Christophe de Margerie, face of French business, dies in plane crash

October 21, 2014, 9:30 AM UTC
Total CEO Christophe de Margerie Dies in Plane Crash
FILE PHOTO: Christophe de Margerie, chief executive officer of Total SA, pauses during the company's fourth-quarter results news conference in Paris, France, on Friday, Feb. 10, 2012. De Margerie, the Total chief executive officer who oversaw the biggest increase in reserves at the French oil explorer in at least 15 years, died in a Moscow plane crash on Oct. 20, Interfax reported. Photographer: Fabrice Dimier/Bloomberg via Getty Images
Bloomberg via Getty Images

Christophe de Margerie, chairman and chief executive of French oil and gas giant Total SA (TOT), has died in a plane crash at Vnukovo airport in Moscow, authorities said Tuesday.

The larger-than-life de Margerie, 63, was on his way back from a meeting between foreign investors and the Russian government when his Dassault executive jet hit a snowplow, killing him and the three crew members on board.

A spokesman for Russia’s Investigative Committee said that the driver of the snowplow was drunk at the time.
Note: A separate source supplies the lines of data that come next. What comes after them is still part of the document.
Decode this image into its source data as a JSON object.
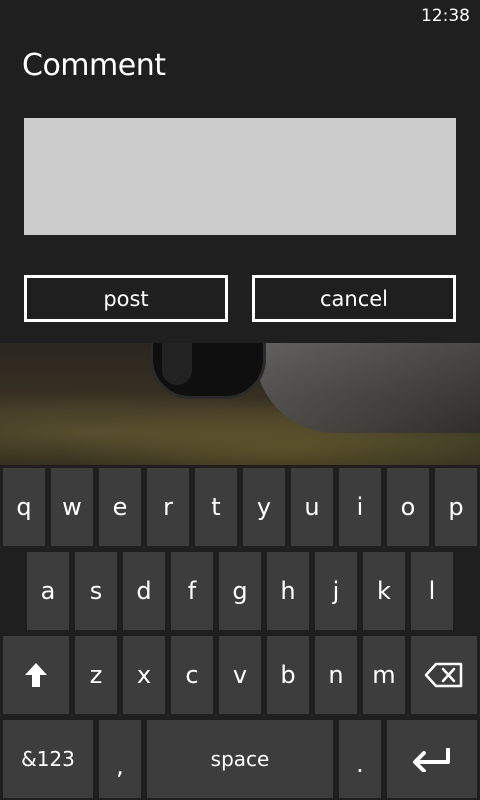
{
  "status_bar": {
    "time": "12:38"
  },
  "dialog": {
    "title": "Comment",
    "comment_value": "",
    "post_label": "post",
    "cancel_label": "cancel"
  },
  "keyboard": {
    "row1": [
      "q",
      "w",
      "e",
      "r",
      "t",
      "y",
      "u",
      "i",
      "o",
      "p"
    ],
    "row2": [
      "a",
      "s",
      "d",
      "f",
      "g",
      "h",
      "j",
      "k",
      "l"
    ],
    "row3": [
      "z",
      "x",
      "c",
      "v",
      "b",
      "n",
      "m"
    ],
    "shift_icon": "shift-arrow-icon",
    "backspace_icon": "backspace-icon",
    "symbols_label": "&123",
    "comma_label": ",",
    "space_label": "space",
    "period_label": ".",
    "enter_icon": "enter-icon"
  },
  "colors": {
    "background": "#1f1f1f",
    "key": "#3d3d3d",
    "text_box": "#cccccc",
    "text": "#ffffff"
  }
}
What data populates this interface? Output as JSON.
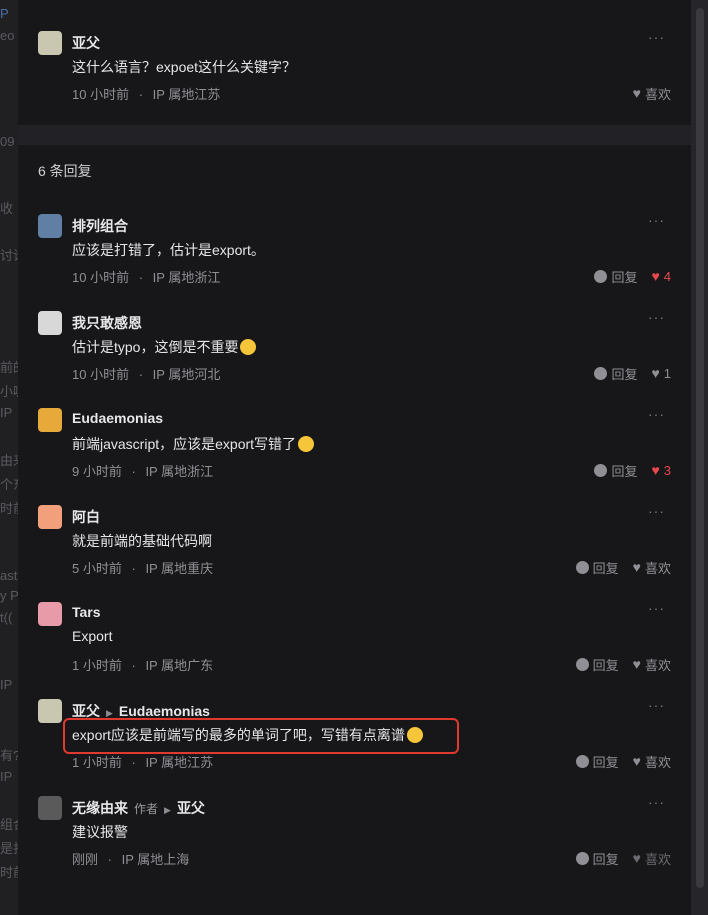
{
  "background_fragments": [
    "P",
    "eo",
    "09",
    "收",
    "讨论",
    "前的",
    "小呢",
    "IP",
    "由来",
    "个东",
    "时前",
    "ast",
    "y P",
    "t((",
    "IP",
    "有?",
    "IP",
    "组合",
    "是打",
    "时前"
  ],
  "root_comment": {
    "name": "亚父",
    "text": "这什么语言？expoet这什么关键字？",
    "time": "10 小时前",
    "ip": "IP 属地江苏",
    "like_label": "喜欢"
  },
  "replies_heading": "6 条回复",
  "dot_sep": "·",
  "more_label": "···",
  "reply_label": "回复",
  "replies": [
    {
      "name": "排列组合",
      "text": "应该是打错了，估计是export。",
      "time": "10 小时前",
      "ip": "IP 属地浙江",
      "like": "4",
      "liked": true
    },
    {
      "name": "我只敢感恩",
      "text": "估计是typo，这倒是不重要",
      "emoji": "laughing-emoji",
      "time": "10 小时前",
      "ip": "IP 属地河北",
      "like": "1",
      "liked": false
    },
    {
      "name": "Eudaemonias",
      "text": "前端javascript，应该是export写错了",
      "emoji": "rofl-emoji",
      "time": "9 小时前",
      "ip": "IP 属地浙江",
      "like": "3",
      "liked": true
    },
    {
      "name": "阿白",
      "text": "就是前端的基础代码啊",
      "time": "5 小时前",
      "ip": "IP 属地重庆",
      "like": "喜欢",
      "liked": false
    },
    {
      "name": "Tars",
      "text": "Export",
      "time": "1 小时前",
      "ip": "IP 属地广东",
      "like": "喜欢",
      "liked": false
    },
    {
      "name": "亚父",
      "reply_to": "Eudaemonias",
      "text": "export应该是前端写的最多的单词了吧，写错有点离谱",
      "emoji": "grimace-emoji",
      "time": "1 小时前",
      "ip": "IP 属地江苏",
      "like": "喜欢",
      "liked": false
    },
    {
      "name": "无缘由来",
      "author_tag": "作者",
      "reply_to": "亚父",
      "text": "建议报警",
      "time": "刚刚",
      "ip": "IP 属地上海",
      "like": "喜欢",
      "liked": false
    }
  ],
  "colors": {
    "accent_red": "#e5484d",
    "highlight_border": "#e0392f",
    "background": "#171719"
  }
}
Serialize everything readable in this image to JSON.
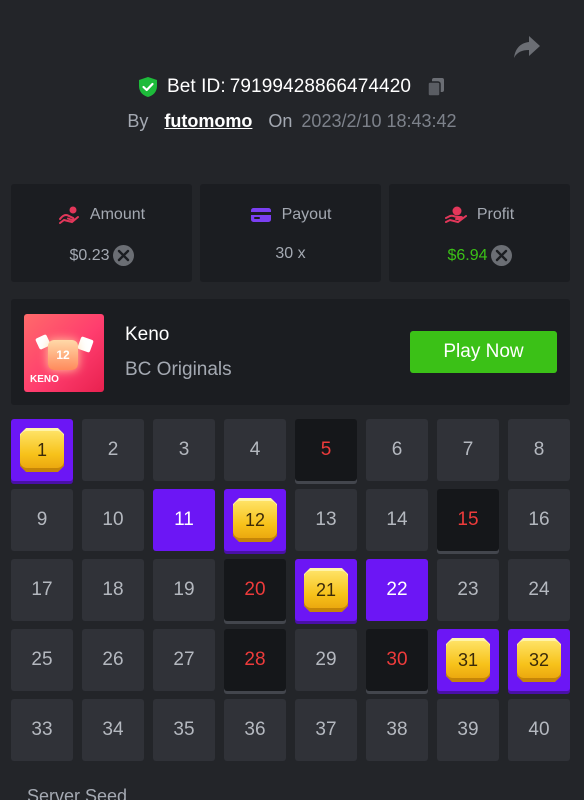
{
  "header": {
    "bet_id_label": "Bet ID:",
    "bet_id": "79199428866474420",
    "by_label": "By",
    "username": "futomomo",
    "on_label": "On",
    "datetime": "2023/2/10 18:43:42"
  },
  "stats": {
    "amount": {
      "label": "Amount",
      "value": "$0.23"
    },
    "payout": {
      "label": "Payout",
      "value": "30 x"
    },
    "profit": {
      "label": "Profit",
      "value": "$6.94"
    }
  },
  "game": {
    "name": "Keno",
    "provider": "BC Originals",
    "thumb_number": "12",
    "thumb_brand": "KENO",
    "play_button": "Play Now"
  },
  "board": {
    "numbers": [
      "1",
      "2",
      "3",
      "4",
      "5",
      "6",
      "7",
      "8",
      "9",
      "10",
      "11",
      "12",
      "13",
      "14",
      "15",
      "16",
      "17",
      "18",
      "19",
      "20",
      "21",
      "22",
      "23",
      "24",
      "25",
      "26",
      "27",
      "28",
      "29",
      "30",
      "31",
      "32",
      "33",
      "34",
      "35",
      "36",
      "37",
      "38",
      "39",
      "40"
    ],
    "hits": [
      1,
      12,
      21,
      31,
      32
    ],
    "picked_not_drawn": [
      11,
      22
    ],
    "drawn_not_picked": [
      5,
      15,
      20,
      28,
      30
    ]
  },
  "footer": {
    "server_seed_label": "Server Seed"
  },
  "colors": {
    "background": "#232529",
    "card": "#1b1d21",
    "accent_purple": "#6c16f5",
    "green": "#3bc117",
    "red": "#ed3b3b",
    "gold": "#f7c21a"
  }
}
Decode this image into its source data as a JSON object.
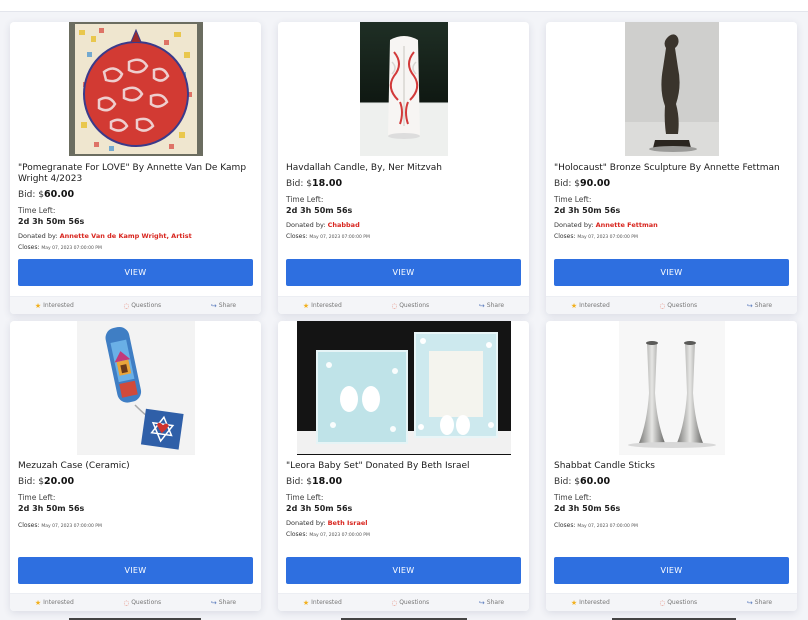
{
  "labels": {
    "bid": "Bid:",
    "time_left": "Time Left:",
    "donated_by": "Donated by:",
    "closes": "Closes:",
    "view": "VIEW",
    "interested": "Interested",
    "questions": "Questions",
    "share": "Share"
  },
  "items": [
    {
      "title": "\"Pomegranate For LOVE\" By Annette Van De Kamp Wright 4/2023",
      "price": "60.00",
      "time_left": "2d 3h 50m 56s",
      "donor": "Annette Van de Kamp Wright, Artist",
      "closes": "May 07, 2023 07:00:00 PM"
    },
    {
      "title": "Havdallah Candle, By, Ner Mitzvah",
      "price": "18.00",
      "time_left": "2d 3h 50m 56s",
      "donor": "Chabbad",
      "closes": "May 07, 2023 07:00:00 PM"
    },
    {
      "title": "\"Holocaust\" Bronze Sculpture By Annette Fettman",
      "price": "90.00",
      "time_left": "2d 3h 50m 56s",
      "donor": "Annette Fettman",
      "closes": "May 07, 2023 07:00:00 PM"
    },
    {
      "title": "Mezuzah Case (Ceramic)",
      "price": "20.00",
      "time_left": "2d 3h 50m 56s",
      "closes": "May 07, 2023 07:00:00 PM"
    },
    {
      "title": "\"Leora Baby Set\" Donated By Beth Israel",
      "price": "18.00",
      "time_left": "2d 3h 50m 56s",
      "donor": "Beth Israel",
      "closes": "May 07, 2023 07:00:00 PM"
    },
    {
      "title": "Shabbat Candle Sticks",
      "price": "60.00",
      "time_left": "2d 3h 50m 56s",
      "closes": "May 07, 2023 07:00:00 PM"
    }
  ],
  "colors": {
    "accent": "#2e6fe0",
    "donor": "#d8261f",
    "star": "#f2b01e"
  }
}
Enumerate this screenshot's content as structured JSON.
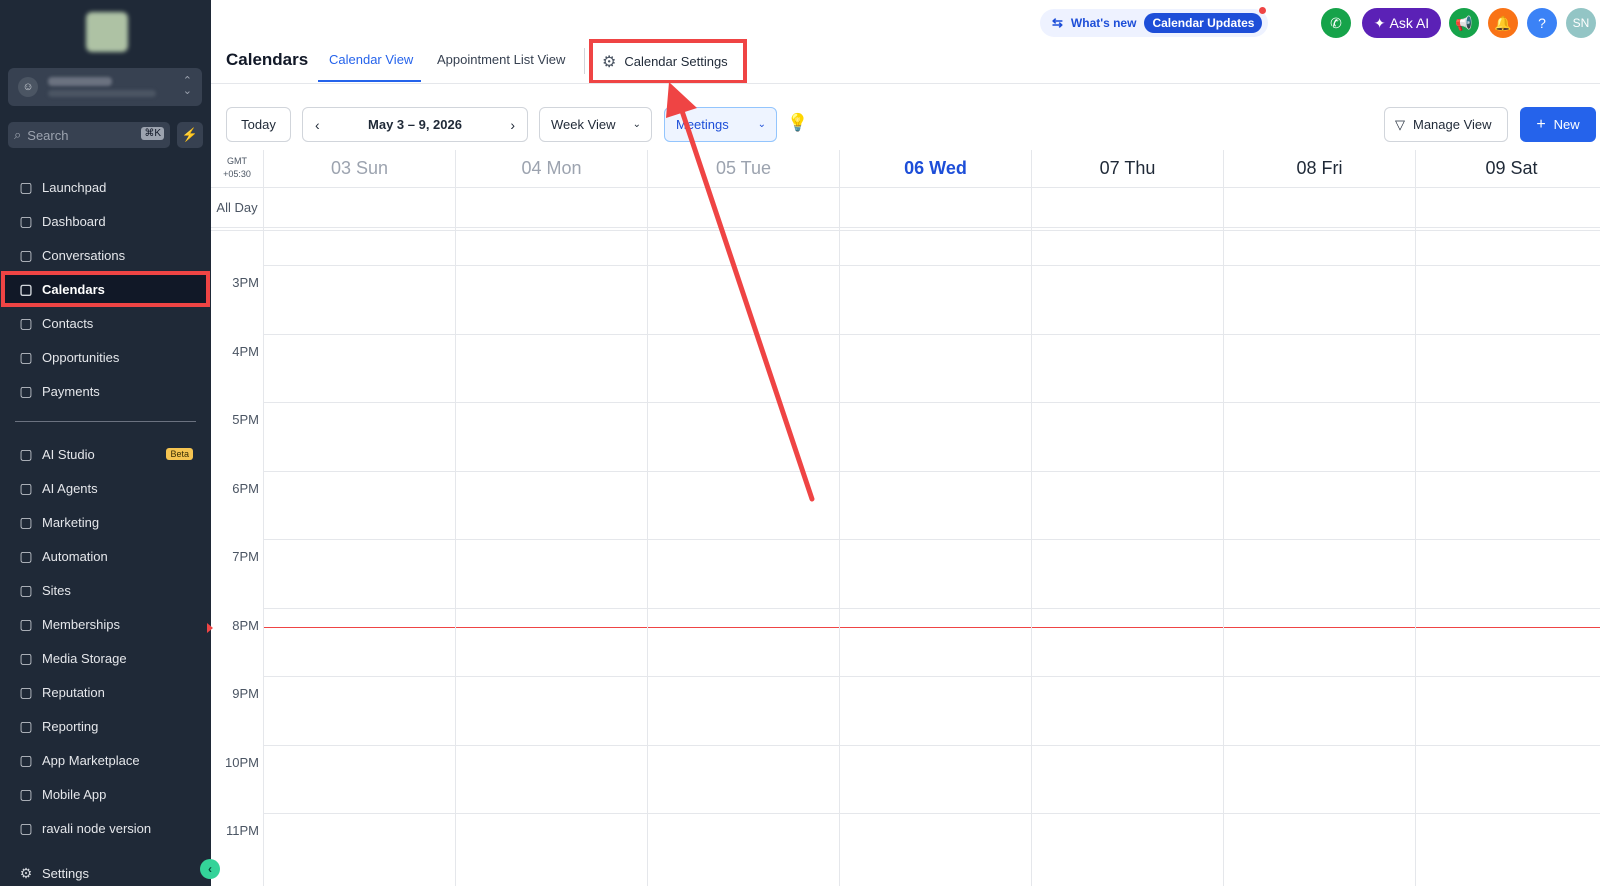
{
  "sidebar": {
    "search_placeholder": "Search",
    "search_shortcut": "⌘K",
    "items": [
      {
        "label": "Launchpad",
        "icon": "launchpad-icon"
      },
      {
        "label": "Dashboard",
        "icon": "dashboard-icon"
      },
      {
        "label": "Conversations",
        "icon": "chat-icon"
      },
      {
        "label": "Calendars",
        "icon": "calendar-icon"
      },
      {
        "label": "Contacts",
        "icon": "contacts-icon"
      },
      {
        "label": "Opportunities",
        "icon": "opportunities-icon"
      },
      {
        "label": "Payments",
        "icon": "payments-icon"
      }
    ],
    "items2": [
      {
        "label": "AI Studio",
        "icon": "ai-studio-icon",
        "badge": "Beta"
      },
      {
        "label": "AI Agents",
        "icon": "sparkle-icon"
      },
      {
        "label": "Marketing",
        "icon": "send-icon"
      },
      {
        "label": "Automation",
        "icon": "automation-icon"
      },
      {
        "label": "Sites",
        "icon": "sites-icon"
      },
      {
        "label": "Memberships",
        "icon": "membership-icon"
      },
      {
        "label": "Media Storage",
        "icon": "image-icon"
      },
      {
        "label": "Reputation",
        "icon": "star-icon"
      },
      {
        "label": "Reporting",
        "icon": "chart-icon"
      },
      {
        "label": "App Marketplace",
        "icon": "grid-icon"
      },
      {
        "label": "Mobile App",
        "icon": "mobile-icon"
      },
      {
        "label": "ravali node version",
        "icon": "node-icon"
      }
    ],
    "settings_label": "Settings"
  },
  "topbar": {
    "whats_new": "What's new",
    "calendar_updates": "Calendar Updates",
    "ask_ai": "Ask AI",
    "help": "?",
    "user_initials": "SN"
  },
  "header": {
    "title": "Calendars",
    "tabs": [
      "Calendar View",
      "Appointment List View"
    ],
    "settings_tab": "Calendar Settings"
  },
  "toolbar": {
    "today": "Today",
    "date_range": "May 3 – 9, 2026",
    "view": "Week View",
    "calendar_filter": "Meetings",
    "manage_view": "Manage View",
    "new": "New"
  },
  "calendar": {
    "timezone_line1": "GMT",
    "timezone_line2": "+05:30",
    "all_day": "All Day",
    "days": [
      "03 Sun",
      "04 Mon",
      "05 Tue",
      "06 Wed",
      "07 Thu",
      "08 Fri",
      "09 Sat"
    ],
    "today_index": 3,
    "hours": [
      "3PM",
      "4PM",
      "5PM",
      "6PM",
      "7PM",
      "8PM",
      "9PM",
      "10PM",
      "11PM"
    ]
  },
  "colors": {
    "sidebar_bg": "#1f2937",
    "accent": "#2563eb",
    "highlight": "#ef4444"
  }
}
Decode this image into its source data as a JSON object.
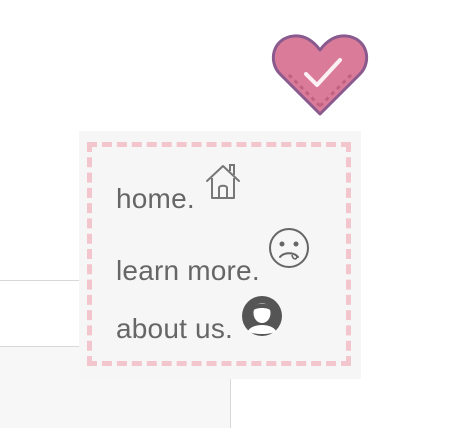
{
  "menu": {
    "items": [
      {
        "label": "home.",
        "icon": "home-icon"
      },
      {
        "label": "learn more.",
        "icon": "sad-face-icon"
      },
      {
        "label": "about us.",
        "icon": "user-avatar-icon"
      }
    ]
  },
  "badge": {
    "icon": "heart-check-icon"
  },
  "colors": {
    "heart_fill": "#d97b99",
    "heart_stroke": "#8a5a8f",
    "dashed_border": "#f3c5cc",
    "menu_bg": "#f6f6f6",
    "text": "#666666"
  }
}
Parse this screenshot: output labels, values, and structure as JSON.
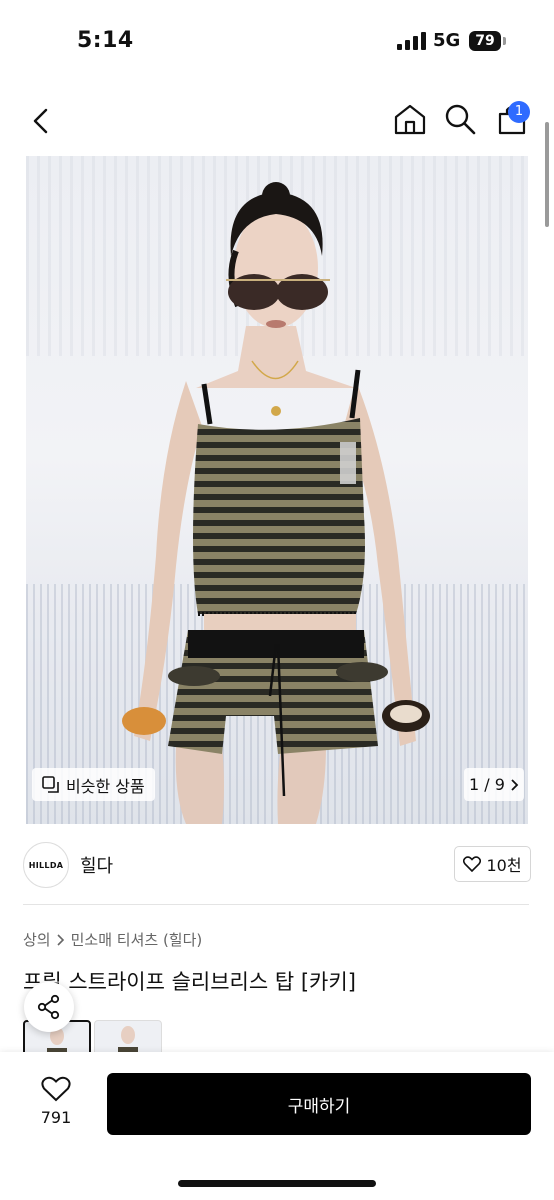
{
  "status_bar": {
    "time": "5:14",
    "network": "5G",
    "battery": "79"
  },
  "nav": {
    "back_icon": "chevron-left-icon",
    "home_icon": "home-icon",
    "search_icon": "search-icon",
    "cart_icon": "shopping-bag-icon",
    "cart_badge": "1"
  },
  "gallery": {
    "similar_label": "비슷한 상품",
    "counter": "1 / 9"
  },
  "seller": {
    "logo_text": "HILLDA",
    "name": "힐다",
    "likes": "10천"
  },
  "breadcrumb": {
    "category": "상의",
    "subcategory": "민소매 티셔츠 (힐다)"
  },
  "product": {
    "title": "프릴 스트라이프 슬리브리스 탑 [카키]"
  },
  "actions": {
    "wish_count": "791",
    "buy_label": "구매하기"
  },
  "colors": {
    "accent": "#2f6bff",
    "buy_button": "#000000"
  }
}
The accident happened just before midnight, and visibility was some 400 yards, Russian media quoted the airport’s authorities as saying.

Tributes poured in for the larger-than-life figure, who built Total up into the second-biggest listed company in France and the fourth-biggest oil company in the world by market value after Exxonmobil Corp, Chevron Corp and Royal Dutch Shell Plc, worth over $130 billion.

“France has lost a great captain of industry and a patriot, an extraordinary business leader who transformed Total into a global giant,” Prime Minister Manuel Valls said in a statement.

Russian President Vladimir Putin said that: “In Christophe de Margerie we have lost a real friend of our country, of whom we will cherish very dear memories.”

Christophe de Margerie was born in 1951 into France’s business elite–his father led the country’s biggest insurance company, while his mother was the daughter of champagne baron and hotel owner Pierre Taittinger. He initially wanted to be a racing driver but was talked out of it by his parents. He diverted his sporting instincts instead to sailing, tennis and skiing, while his yearning for a bit of dash lived on in his extravagant white whiskers that earned him the moniker “Big Moustache.”

Affable, tireless and with a seemingly endless capacity for both talking and listening, de Margerie was an accomplished dealmaker and a passionate believer in the benefits that his industry brought to society, despite the many environmental and political scandals that constantly accompanied it, such as the sinking of the tanker Erika off the coast of Brittany in 1999.

He made a life out of the huge risk-reward calculations inherent to Big Oil, never shying away from complicated relationships with autocratic regimes from Kazakhstan and Iraq to Angola and, especially in his later years, Russia. He was investigated along with other Total officials for helping Iraqi dictator Saddam Hussein get round U.N. sanctions, but all of them were subsequently cleared.

In all, he spent 40 years at Total. He had been CEO since 2007 and chairman since 2010. Total’s shareholders had only this year lifted the age limit for those positions to allow him to stay on while he picked a successor.

However, in the last couple of years, he had faced increasing headwinds with a number of his big ideas: the giant Kashagan project in Kazakhstan has suffered repeated delays and cost overruns, and big plays in Russia, such as a $27 billion liquefied natural gas venture on the Yamal peninsular in north-west Siberia, have been disrupted by western sanctions aimed at crimping Russia’s future energy production. In September, the company had to cut its forecast for future production, and said it would put a packet of less-profitable projects up for sale in order to shore up returns.

De Margerie has also had to fight difficult political battles at home, closing a refinery at Dunkirk and a petrochemicals plant in eastern France, and arguing vainly for France, which has virtually no oil and gas reserves of its own, to allow its huge shale gas reserves to be exploited.

He is survived by his wife and three children.